Two freshwater artificial reef structures were constructed by the Louisiana Department of Wildlife and Fisheries (LDWF) in Vernon Lake on Thursday.
“We are trying to add artificial habitat mainly where there isn’t any in this lake,” LDWF Biologist Manager Sean Kinney. “The lake is supposed to be down for roughly a year because of the compromise on the dam from Hurricane Harvey,” Kinney said. “So we are going to keep putting them in until we run out of pipe.”
This project on the exposed bottom of Vernon Lake has increased the LDWF freshwater artificial reef total to 70 on 15 water bodies across the state.
The Entergy Office at Fort Polk was going to throw away the PVC pipe now being used to create these fish habitats. “Instead of putting it in a landfill they donated it to us,” Kinney said.
The many stumps jutting up from the lake bottom provide habitat for fish but over time they will decay. LDWF is augmenting that with this plastic pipe which will theoretically last forever.
The black pipes make arc shapes when positioned in the ground. They are held in place temporarily by bamboo and then concrete is poured into the holes to give them a permanent base.
“We are trying to use pipe in the most efficient matter to create the most surface area for something that is fish friendly and hook friendly,” Kinney said.

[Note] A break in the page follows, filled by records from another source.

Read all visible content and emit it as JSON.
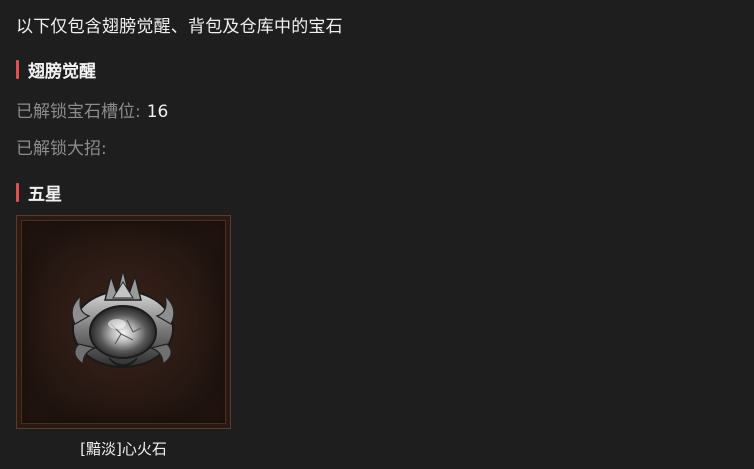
{
  "intro": "以下仅包含翅膀觉醒、背包及仓库中的宝石",
  "wing_section": {
    "title": "翅膀觉醒",
    "unlocked_slots_label": "已解锁宝石槽位:",
    "unlocked_slots_value": "16",
    "unlocked_ult_label": "已解锁大招:",
    "unlocked_ult_value": ""
  },
  "five_star_section": {
    "title": "五星",
    "gems": [
      {
        "name": "[黯淡]心火石",
        "icon": "heartfire-stone-icon"
      }
    ]
  },
  "colors": {
    "background": "#1e1e1e",
    "accent_bar": "#e05050",
    "muted_label": "#8c8c8c",
    "frame_border": "#5a3a2c"
  }
}
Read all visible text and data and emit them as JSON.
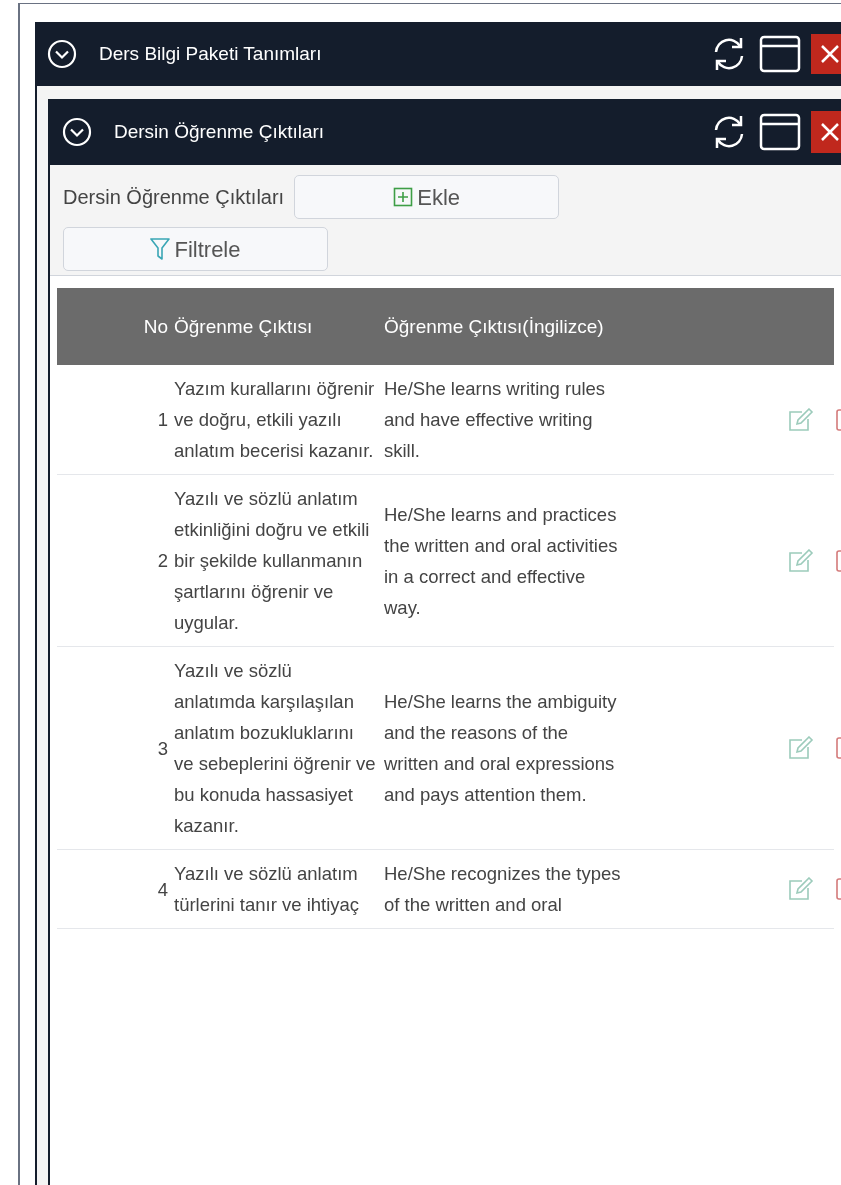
{
  "outer_window": {
    "title": "Ders Bilgi Paketi Tanımları"
  },
  "inner_window": {
    "title": "Dersin Öğrenme Çıktıları"
  },
  "toolbar": {
    "label": "Dersin Öğrenme Çıktıları",
    "buttons": [
      {
        "kind": "add",
        "label": "Ekle"
      },
      {
        "kind": "filter",
        "label": "Filtrele"
      }
    ]
  },
  "table": {
    "columns": [
      "No",
      "Öğrenme Çıktısı",
      "Öğrenme Çıktısı(İngilizce)"
    ],
    "rows": [
      {
        "no": "1",
        "outcome": "Yazım kurallarını öğrenir ve doğru, etkili yazılı anlatım becerisi kazanır.",
        "outcome_en": "He/She learns writing rules and have effective writing skill."
      },
      {
        "no": "2",
        "outcome": "Yazılı ve sözlü anlatım etkinliğini doğru ve etkili bir şekilde kullanmanın şartlarını öğrenir ve uygular.",
        "outcome_en": "He/She learns and practices the written and oral activities in a correct and effective way."
      },
      {
        "no": "3",
        "outcome": "Yazılı ve sözlü anlatımda karşılaşılan anlatım bozukluklarını ve sebeplerini öğrenir ve bu konuda hassasiyet kazanır.",
        "outcome_en": "He/She learns the ambiguity and the reasons of the written and oral expressions and pays attention them."
      },
      {
        "no": "4",
        "outcome": "Yazılı ve sözlü anlatım türlerini tanır ve ihtiyaç",
        "outcome_en": "He/She recognizes the types of the written and oral"
      }
    ]
  }
}
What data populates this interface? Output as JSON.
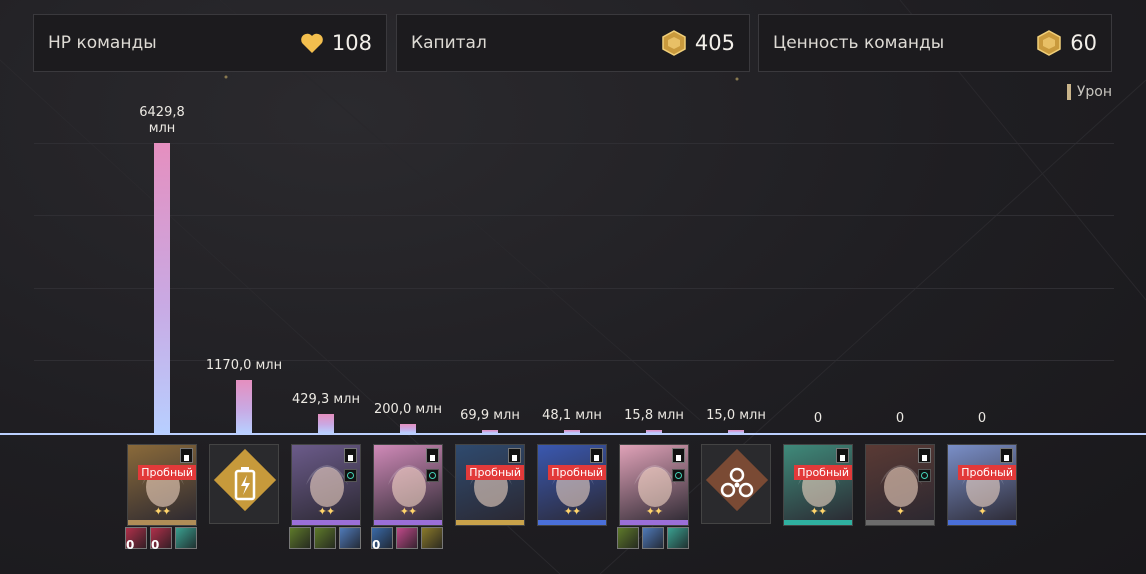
{
  "stats": {
    "team_hp": {
      "label": "HP команды",
      "value": "108",
      "icon": "heart-icon"
    },
    "capital": {
      "label": "Капитал",
      "value": "405",
      "icon": "coin-icon"
    },
    "team_value": {
      "label": "Ценность команды",
      "value": "60",
      "icon": "coin-icon"
    }
  },
  "legend": {
    "label": "Урон",
    "color": "#c9b48a"
  },
  "chart_data": {
    "type": "bar",
    "ylabel": "",
    "series": [
      {
        "name": "Урон",
        "values": [
          6429.8,
          1170.0,
          429.3,
          200.0,
          69.9,
          48.1,
          15.8,
          15.0,
          0,
          0,
          0
        ]
      }
    ],
    "data_labels": [
      "6429,8\nмлн",
      "1170,0 млн",
      "429,3 млн",
      "200,0 млн",
      "69,9 млн",
      "48,1 млн",
      "15,8 млн",
      "15,0 млн",
      "0",
      "0",
      "0"
    ],
    "colors": {
      "bar_top": "#e58fbf",
      "bar_bottom": "#b8cfff"
    }
  },
  "units": [
    {
      "kind": "character",
      "trial": true,
      "trial_label": "Пробный",
      "stars": "✦✦",
      "accent": "#b08d57",
      "art": "#8a6a3a",
      "ring": false
    },
    {
      "kind": "special",
      "icon": "battery-icon",
      "color": "#c79a3b"
    },
    {
      "kind": "character",
      "trial": false,
      "trial_label": "",
      "stars": "✦✦",
      "accent": "#9b6fd8",
      "art": "#6b5b8a",
      "ring": true
    },
    {
      "kind": "character",
      "trial": false,
      "trial_label": "",
      "stars": "✦✦",
      "accent": "#9b6fd8",
      "art": "#d08ab8",
      "ring": true
    },
    {
      "kind": "character",
      "trial": true,
      "trial_label": "Пробный",
      "stars": "",
      "accent": "#c9a24a",
      "art": "#2f4a6e",
      "ring": false
    },
    {
      "kind": "character",
      "trial": true,
      "trial_label": "Пробный",
      "stars": "✦✦",
      "accent": "#4a6fd8",
      "art": "#3a58b0",
      "ring": false
    },
    {
      "kind": "character",
      "trial": false,
      "trial_label": "",
      "stars": "✦✦",
      "accent": "#9b6fd8",
      "art": "#e0a2b8",
      "ring": true
    },
    {
      "kind": "special",
      "icon": "summon-icon",
      "color": "#7a4a34"
    },
    {
      "kind": "character",
      "trial": true,
      "trial_label": "Пробный",
      "stars": "✦✦",
      "accent": "#2fb0a0",
      "art": "#3f8a7a",
      "ring": false
    },
    {
      "kind": "character",
      "trial": false,
      "trial_label": "",
      "stars": "✦",
      "accent": "#6c6c6c",
      "art": "#5a3a34",
      "ring": true
    },
    {
      "kind": "character",
      "trial": true,
      "trial_label": "Пробный",
      "stars": "✦",
      "accent": "#4a6fd8",
      "art": "#7a8fc8",
      "ring": false
    }
  ],
  "relics": [
    {
      "unit": 0,
      "items": [
        {
          "color": "#b0304a",
          "count": "0"
        },
        {
          "color": "#b0304a",
          "count": "0"
        },
        {
          "color": "#3aa090",
          "count": ""
        }
      ]
    },
    {
      "unit": 2,
      "items": [
        {
          "color": "#5e7a2a",
          "count": ""
        },
        {
          "color": "#5e7a2a",
          "count": ""
        },
        {
          "color": "#4f7ab8",
          "count": ""
        }
      ]
    },
    {
      "unit": 3,
      "items": [
        {
          "color": "#3a6aa8",
          "count": "0"
        },
        {
          "color": "#c04a8a",
          "count": ""
        },
        {
          "color": "#8a7a2a",
          "count": ""
        }
      ]
    },
    {
      "unit": 6,
      "items": [
        {
          "color": "#5e7a2a",
          "count": ""
        },
        {
          "color": "#4f7ab8",
          "count": ""
        },
        {
          "color": "#3aa090",
          "count": ""
        }
      ]
    }
  ]
}
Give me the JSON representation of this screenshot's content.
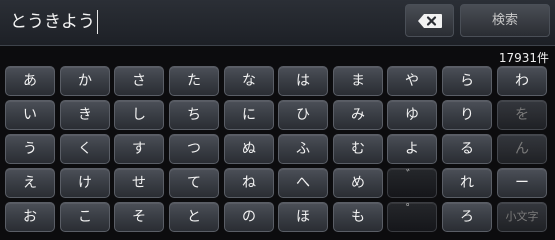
{
  "search": {
    "input_value": "とうきよう",
    "delete_icon": "backspace-icon",
    "search_label": "検索"
  },
  "result_count": "17931件",
  "keyboard": {
    "columns": [
      [
        "あ",
        "い",
        "う",
        "え",
        "お"
      ],
      [
        "か",
        "き",
        "く",
        "け",
        "こ"
      ],
      [
        "さ",
        "し",
        "す",
        "せ",
        "そ"
      ],
      [
        "た",
        "ち",
        "つ",
        "て",
        "と"
      ],
      [
        "な",
        "に",
        "ぬ",
        "ね",
        "の"
      ],
      [
        "は",
        "ひ",
        "ふ",
        "へ",
        "ほ"
      ],
      [
        "ま",
        "み",
        "む",
        "め",
        "も"
      ],
      [
        "や",
        "ゆ",
        "よ",
        "゛",
        "゜"
      ],
      [
        "ら",
        "り",
        "る",
        "れ",
        "ろ"
      ],
      [
        "わ",
        "を",
        "ん",
        "ー",
        "小文字"
      ]
    ]
  }
}
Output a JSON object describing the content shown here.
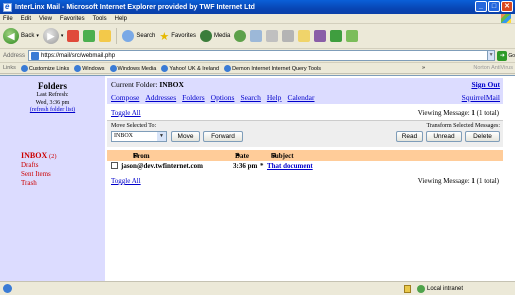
{
  "window": {
    "title": "InterLinx Mail - Microsoft Internet Explorer provided by TWF Internet Ltd",
    "buttons": [
      "_",
      "□",
      "✕"
    ]
  },
  "menubar": [
    "File",
    "Edit",
    "View",
    "Favorites",
    "Tools",
    "Help"
  ],
  "toolbar": {
    "back": "Back",
    "search": "Search",
    "favorites": "Favorites",
    "media": "Media"
  },
  "address": {
    "label": "Address",
    "url": "https://mail/src/webmail.php",
    "go": "Go"
  },
  "links": {
    "label": "Links",
    "items": [
      "Customize Links",
      "Windows",
      "Windows Media",
      "Yahoo! UK & Ireland",
      "Demon Internet Internet Query Tools"
    ],
    "overflow": "»",
    "norton": "Norton AntiVirus"
  },
  "sidebar": {
    "title": "Folders",
    "last_refresh_label": "Last Refresh:",
    "last_refresh_value": "Wed, 3:36 pm",
    "refresh_link": "(refresh folder list)",
    "folders": [
      {
        "name": "INBOX",
        "count": "(2)"
      },
      {
        "name": "Drafts"
      },
      {
        "name": "Sent Items"
      },
      {
        "name": "Trash"
      }
    ]
  },
  "header": {
    "current_folder_label": "Current Folder:",
    "current_folder": "INBOX",
    "sign_out": "Sign Out",
    "nav": [
      "Compose",
      "Addresses",
      "Folders",
      "Options",
      "Search",
      "Help",
      "Calendar"
    ],
    "brand": "SquirrelMail"
  },
  "listing": {
    "toggle_all": "Toggle All",
    "viewing_prefix": "Viewing Message:",
    "viewing_count": "1",
    "viewing_total": "(1 total)",
    "move_label": "Move Selected To:",
    "transform_label": "Transform Selected Messages:",
    "move_target": "INBOX",
    "buttons": {
      "move": "Move",
      "forward": "Forward",
      "read": "Read",
      "unread": "Unread",
      "delete": "Delete"
    },
    "columns": {
      "from": "From",
      "date": "Date",
      "subject": "Subject"
    },
    "messages": [
      {
        "from": "jason@dev.twfinternet.com",
        "date": "3:36 pm",
        "flag": "*",
        "subject": "That document"
      }
    ]
  },
  "status": {
    "zone": "Local intranet"
  }
}
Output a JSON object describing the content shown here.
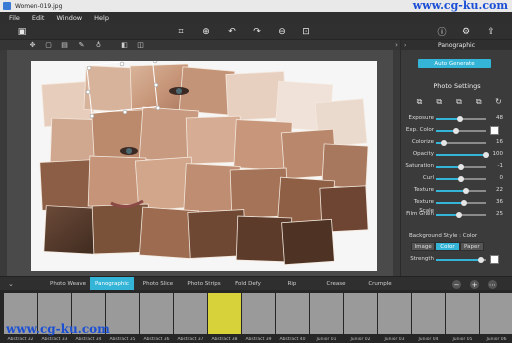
{
  "window": {
    "title": "Women-019.jpg",
    "watermark": "www.cg-ku.com"
  },
  "menu": [
    "File",
    "Edit",
    "Window",
    "Help"
  ],
  "panel": {
    "title": "Panographic",
    "auto_generate": "Auto Generate",
    "photo_settings": "Photo Settings",
    "sliders": [
      {
        "label": "Exposure",
        "value": "48",
        "fraction": 0.48
      },
      {
        "label": "Exp. Color",
        "value": "",
        "fraction": 0.4,
        "swatch": true
      },
      {
        "label": "Colorize",
        "value": "16",
        "fraction": 0.16
      },
      {
        "label": "Opacity",
        "value": "100",
        "fraction": 1.0
      },
      {
        "label": "Saturation",
        "value": "-1",
        "fraction": 0.49
      },
      {
        "label": "Curl",
        "value": "0",
        "fraction": 0.5
      },
      {
        "label": "Texture",
        "value": "22",
        "fraction": 0.6
      },
      {
        "label": "Texture Scale",
        "value": "36",
        "fraction": 0.55
      },
      {
        "label": "Film Grain",
        "value": "25",
        "fraction": 0.45
      }
    ],
    "background_label": "Background Style : Color",
    "bg_options": [
      "Image",
      "Color",
      "Paper"
    ],
    "bg_active": "Color",
    "strength": {
      "label": "Strength",
      "fraction": 0.9
    }
  },
  "bottom_tabs": [
    "Photo Weave",
    "Panographic",
    "Photo Slice",
    "Photo Strips",
    "Fold Defy",
    "Rip",
    "Crease",
    "Crumple"
  ],
  "bottom_active": "Panographic",
  "thumbnails": [
    "Abstract 32",
    "Abstract 33",
    "Abstract 34",
    "Abstract 35",
    "Abstract 36",
    "Abstract 37",
    "Abstract 38",
    "Abstract 39",
    "Abstract 40",
    "Junior 01",
    "Junior 02",
    "Junior 03",
    "Junior 04",
    "Junior 05",
    "Junior 06"
  ],
  "thumb_selected_index": 6,
  "colors": {
    "accent": "#34b4d6",
    "watermark": "#1a4fd6"
  },
  "icons": {
    "toolbar_left": [
      "image-icon"
    ],
    "toolbar_center": [
      "crop-icon",
      "zoom-in-icon",
      "rotate-left-icon",
      "rotate-right-icon",
      "zoom-out-icon",
      "fit-icon"
    ],
    "toolbar_right": [
      "info-icon",
      "settings-icon",
      "share-icon"
    ]
  }
}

The artificial reef at Vernon Lake will provide additional habitat for juvenile fish and offer anglers increased fishing opportunity.
There are nearly 30 of these artificial reefs in Toledo Bend. The LDWF is planning a dive this summer to try to quantify the number and species of fish living in them.
Building these habitats began around 2003 with plastic palettes donated by a feed mill. “We just evolved into building bigger reefs,” Kinney said.
Right now the fish of Vernon Lake are congregated in a smaller area of remaining water. “When it comes back up they’ll be spawning,” Kinney said. “This (water drawdown) is one of the best things that could happen to this lake.”
Terrestrial growth will generate around the edges of the current water area and when it comes back up that growth will provide nutrients in the lake.